Water, among some other substances like CO2 can also exist as a supercritical fluid. For water this boundary is right around a temperature of 374 °C and a pressure of 218 atm. At this point the boundary between liquid and gaseous phase water disappears and we get what is known in the technical jargon as a supercritical fluid. Academicians and researchers across the globe have found a plethora of catalyst-like uses for supercritical fluids. In the biofuels context, supercritical water in combination with a chemical catalyst deconstructs the organic polymeric backbone of the biomass into very desirable energy products and produces clean oil that is entirely fungible with the petroleum counterparts.
The grand challenge in the biomass to liquids (BtL) technology is to remove water from the material. It is the > 50% water content or as some like to define “the inherent wetness” of biomass limits the energy density and thus the energy value of most biomass feed. Removing “oxygen” content from the highly functionalized biomass feed while maintaining or retaining maximum “carbon” is a major challenge in the field.
Using supercritical water to deconstruct biomass can be looked upon as a complementary technology towards the more traditional pyrolysis or gasification processes. While the impact of these processes are similar, one obtains a lot more oil as a product and there is usually no methane and no biochar, in addition one may use biomass straight from the fields circumventing the energy intensive pre-drying step. What makes this process different is that there are no polyaromatics, and the product can be processed in a conventional refinery. The resulting water stream generated from the HTU process would consist of valuable chemicals such as low-molecular weight aliphatics, lignin monomer molecules, oxidised lignin monomers, aromatic diacids, aromatic polyols, quinones, aromatics, O-heterocyclic compounds, and phenolics. A few of the commercially important aromatics can be seen in Table 1.

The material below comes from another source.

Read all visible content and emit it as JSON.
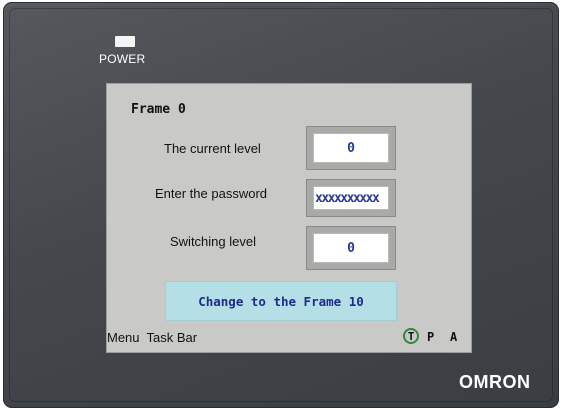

The HTU process offers a unique pathway to a product that can substitute a major portion of the products obtained from conventional crude oil spectrum. The process is well defined for forestry, agricultural waste, wood, paper/pulp waste, and algae and is competitive with $50 oil based on $100 per ton biomass – economically right in the sweet spot with enough margin to make the risk-return attractive. Figure showing HTU. With the highly experienced consultants at Lee Enterprises Consulting Inc., we are able to offer insight into this niche technology and further upgrading technologies for commercial partners.
Table 1. A few commercially relevant aromatic compoundsa

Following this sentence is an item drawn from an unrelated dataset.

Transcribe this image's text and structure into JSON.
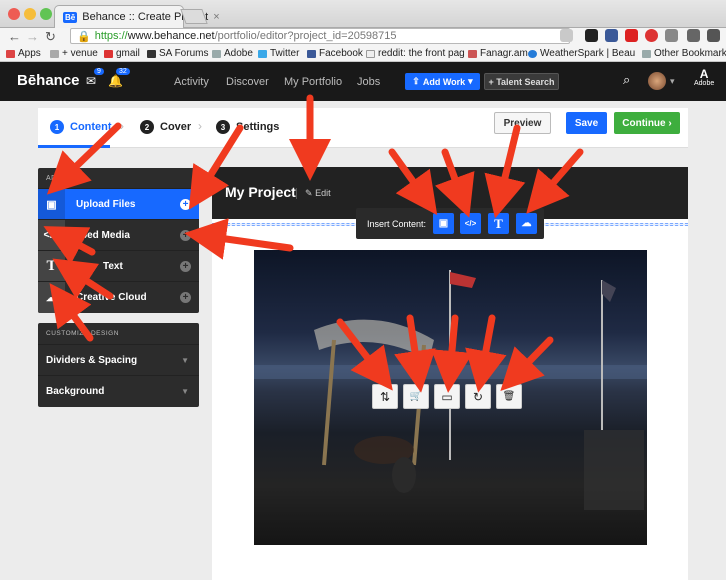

|Benzoic acid||Rubbers, preservatives, dyes|
|Catechol||Printing, photochemicals, pharma, corrosion inhibitors|
|Hydroquinone||Antiseptics, photography, inhibitors, skin bleaching agents|
|1,4-dimethoxybenzene||Solvents, food, antioxidant|
|1,2-dimethoxybenzene||Synthetic precursor, food|
|2-methoxyphenol||Synthetic precursor to eugenol, vanillin, food|
|p-cresol||Synthetic precursor to antioxidants, solvents|
aProduced at levels greater than 1,000 tonnes per annum and are priced greater than ≥1800 USD/t
- Feedstocks: forestry, agricultural waste, wood and paper/pulp waste, algae
- Conditions: Temperature: 300 – 350 °C; Pressure: 120 – 180 bar, Time: 5 – 20 minutes, Solvent: liquid water present, Catalyst, Thermal Efficiency: 70-90%
- Chemistry: Removing “Oxygen” from biomass as “Carbon-dioxide” and “Water”
- 45% biocrude (%w on feedstock)
- 25% gas (>90% CO2 remainder CO, lower alkanes e.g., methane, ethane etc.)
- 20% H2O
- 10% dissolved organics (e.g., acetic acid, ethanol, low-molecular weight aliphatics, oxidised monomers, aromatic diacids, aromatic polyols, quinones, aromatics, O-heterocyclic compounds, and phenolics)